The White House on Friday adamantly denied House Speaker Nancy Pelosi’s claim that it leaked plans for a delegation's proposed commercial flight to Afghanistan, as details from a State Department cable cautioning her office about the trip raised further questions about the allegation.
Pelosi’s office, however, maintained that the administration had in fact leaked the details to the media.
“We were contacted by reporters this morning with multiple Administration sources saying that the CODEL was proceeding on commercial air,” spokesman Drew Hammill told Fox News.
Hammill had said earlier Friday that Trump endangered the delegation by first publicizing the trip when he denied the delegation a military aircraft due to the partial government shutdown, then leaking the plans -- necessitating a postponement.
The White House called the leak claim a “flat out lie,” while another official called it “asinine.”

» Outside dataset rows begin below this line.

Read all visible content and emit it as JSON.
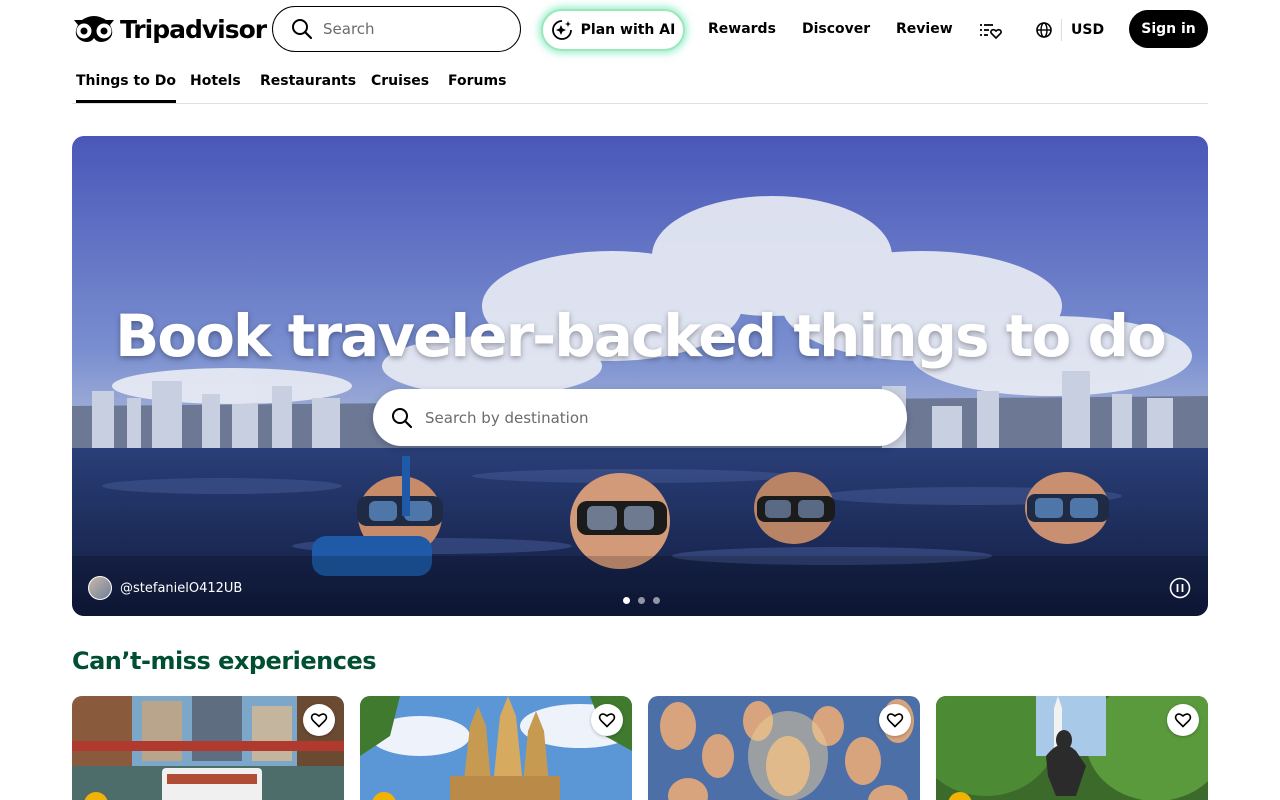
{
  "header": {
    "brand": "Tripadvisor",
    "search_placeholder": "Search",
    "plan_ai_label": "Plan with AI",
    "nav": [
      "Rewards",
      "Discover",
      "Review"
    ],
    "currency": "USD",
    "signin_label": "Sign in"
  },
  "subnav": {
    "tabs": [
      {
        "label": "Things to Do",
        "active": true
      },
      {
        "label": "Hotels",
        "active": false
      },
      {
        "label": "Restaurants",
        "active": false
      },
      {
        "label": "Cruises",
        "active": false
      },
      {
        "label": "Forums",
        "active": false
      }
    ]
  },
  "hero": {
    "title": "Book traveler-backed things to do",
    "search_placeholder": "Search by destination",
    "photo_credit": "@stefanielO412UB",
    "slide_count": 3,
    "active_slide": 1
  },
  "section": {
    "title": "Can’t-miss experiences",
    "cards": [
      {
        "image": "chicago-river-boat-tour",
        "has_badge": true
      },
      {
        "image": "sagrada-familia",
        "has_badge": true
      },
      {
        "image": "sistine-chapel-fresco",
        "has_badge": false
      },
      {
        "image": "paul-revere-statue-boston",
        "has_badge": true
      }
    ]
  },
  "colors": {
    "brand_green": "#004f32",
    "black": "#000000",
    "ai_glow": "#34e0a1",
    "badge_yellow": "#f2b203"
  },
  "icons": [
    "owl-logo-icon",
    "search-icon",
    "ai-sparkle-icon",
    "trips-heart-list-icon",
    "globe-icon",
    "pause-icon",
    "heart-icon"
  ]
}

Pelosi’s accusation appeared to be at least partially challenged by details of a cable sent by the State Department in Kabul to Washington recommending she postpone the travel.

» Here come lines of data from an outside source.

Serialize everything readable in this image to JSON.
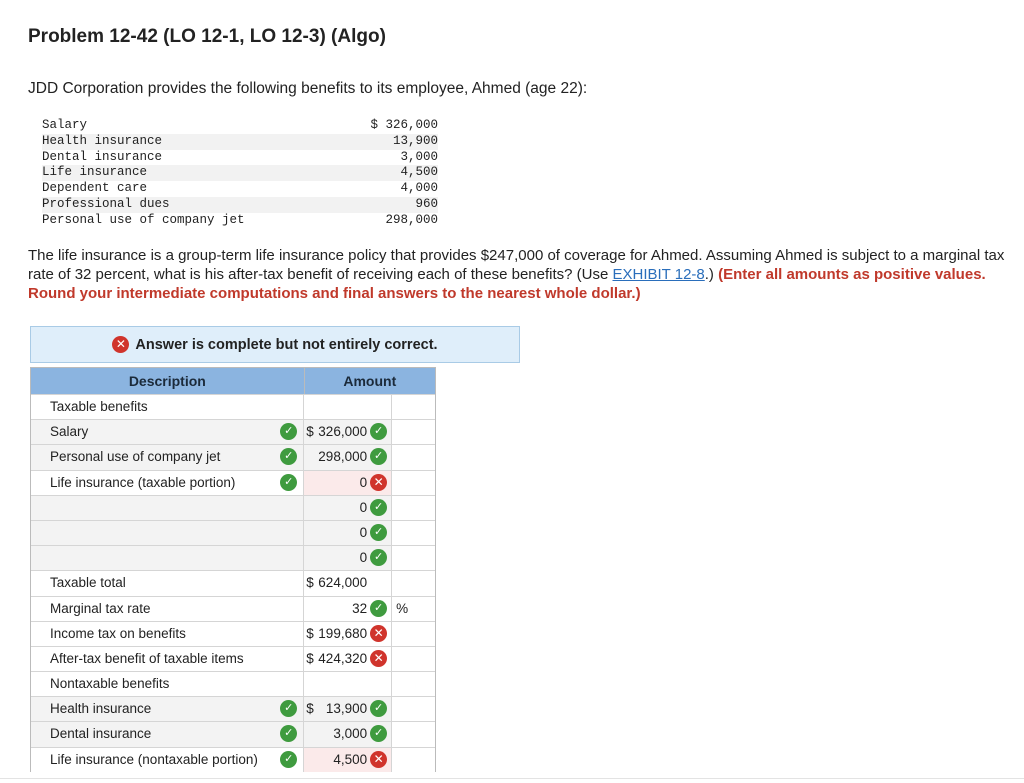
{
  "problem_title": "Problem 12-42 (LO 12-1, LO 12-3) (Algo)",
  "intro": "JDD Corporation provides the following benefits to its employee, Ahmed (age 22):",
  "benefits": [
    {
      "label": "Salary",
      "amount": "$ 326,000"
    },
    {
      "label": "Health insurance",
      "amount": "13,900"
    },
    {
      "label": "Dental insurance",
      "amount": "3,000"
    },
    {
      "label": "Life insurance",
      "amount": "4,500"
    },
    {
      "label": "Dependent care",
      "amount": "4,000"
    },
    {
      "label": "Professional dues",
      "amount": "960"
    },
    {
      "label": "Personal use of company jet",
      "amount": "298,000"
    }
  ],
  "question": {
    "text_before": "The life insurance is a group-term life insurance policy that provides $247,000 of coverage for Ahmed. Assuming Ahmed is subject to a marginal tax rate of 32 percent, what is his after-tax benefit of receiving each of these benefits? (Use ",
    "link": "EXHIBIT 12-8",
    "text_after": ".) ",
    "instructions": "(Enter all amounts as positive values. Round your intermediate computations and final answers to the nearest whole dollar.)"
  },
  "banner": "Answer is complete but not entirely correct.",
  "table": {
    "header_description": "Description",
    "header_amount": "Amount",
    "rows": [
      {
        "desc": "Taxable benefits",
        "desc_check": false,
        "dollar": "",
        "amount": "",
        "status": "",
        "unit": "",
        "bg": ""
      },
      {
        "desc": "Salary",
        "desc_check": true,
        "dollar": "$",
        "amount": "326,000",
        "status": "check",
        "unit": "",
        "bg": "g"
      },
      {
        "desc": "Personal use of company jet",
        "desc_check": true,
        "dollar": "",
        "amount": "298,000",
        "status": "check",
        "unit": "",
        "bg": "g"
      },
      {
        "desc": "Life insurance (taxable portion)",
        "desc_check": true,
        "dollar": "",
        "amount": "0",
        "status": "x",
        "unit": "",
        "bg": "r"
      },
      {
        "desc": "",
        "desc_check": false,
        "dollar": "",
        "amount": "0",
        "status": "check",
        "unit": "",
        "bg": "g"
      },
      {
        "desc": "",
        "desc_check": false,
        "dollar": "",
        "amount": "0",
        "status": "check",
        "unit": "",
        "bg": "g"
      },
      {
        "desc": "",
        "desc_check": false,
        "dollar": "",
        "amount": "0",
        "status": "check",
        "unit": "",
        "bg": "g"
      },
      {
        "desc": "Taxable total",
        "desc_check": false,
        "dollar": "$",
        "amount": "624,000",
        "status": "",
        "unit": "",
        "bg": ""
      },
      {
        "desc": "Marginal tax rate",
        "desc_check": false,
        "dollar": "",
        "amount": "32",
        "status": "check",
        "unit": "%",
        "bg": ""
      },
      {
        "desc": "Income tax on benefits",
        "desc_check": false,
        "dollar": "$",
        "amount": "199,680",
        "status": "x",
        "unit": "",
        "bg": ""
      },
      {
        "desc": "After-tax benefit of taxable items",
        "desc_check": false,
        "dollar": "$",
        "amount": "424,320",
        "status": "x",
        "unit": "",
        "bg": ""
      },
      {
        "desc": "Nontaxable benefits",
        "desc_check": false,
        "dollar": "",
        "amount": "",
        "status": "",
        "unit": "",
        "bg": ""
      },
      {
        "desc": "Health insurance",
        "desc_check": true,
        "dollar": "$",
        "amount": "13,900",
        "status": "check",
        "unit": "",
        "bg": "g"
      },
      {
        "desc": "Dental insurance",
        "desc_check": true,
        "dollar": "",
        "amount": "3,000",
        "status": "check",
        "unit": "",
        "bg": "g"
      },
      {
        "desc": "Life insurance (nontaxable portion)",
        "desc_check": true,
        "dollar": "",
        "amount": "4,500",
        "status": "x",
        "unit": "",
        "bg": "r"
      }
    ]
  }
}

Fox News is told that the cable cited Afghan media reporting about the president's suggestion to fly commercially. The cable, according to sources, noted the delegation had requested authorization to purchase 17 tickets over unclassified systems and advised that their travel would not be a secret. Urging her to postpone, the cable also noted that because few airlines fly into Kabul, their arrival time would also be easy to predict.
“When the Speaker of the House and about 20 others from Capitol Hill decide to book their own commercial flights to Afghanistan, the world is going to find out. The idea we would leak anything that would put the safety and security of any American at risk is a flat out lie,” a senior White House official said.
Trump had initially denied permission for a military transport on Thursday, citing the historic shutdown and urging her to remain in Washington and negotiate a way out of the stalemate.
“Obviously, if you would like to make your journey by flying commercial, that would certainly be your prerogative,” he wrote in the letter, which came after Pelosi called for Trump to delay his State of the Union address amid the impasse.
Hammill said Friday that the State Department told them overnight that Trump’s announcement "significantly increased the danger to the delegation and to the troops, security, and other officials supporting the trip” before they learned about the alleged leak to the media.
Meanwhile, the head of the White House budget office issued a memo Friday instructing all agencies that: "Under no circumstances during a government shutdown will any government owned, rented, leased, or chartered aircraft support any Congressional delegation, without the express written approval of the White House Chief of Staff."
Trump ramped up his criticism of Pelosi earlier Friday via Twitter, saying: “Why would Nancy Pelosi leave the Country with other Democrats on a seven day excursion when 800,000 great people are not getting paid.”
The contentious back-and-forth suggests that both sides are only digging in in their respective positions over the shutdown. Democrats and Republicans have been at a stalemate over funding for a wall on the southern border. Trump has demanded almost $6 billion in funding for a wall or barrier, but Democrats have balked at that request -- and have only agreed to less than $2 billion for general border security.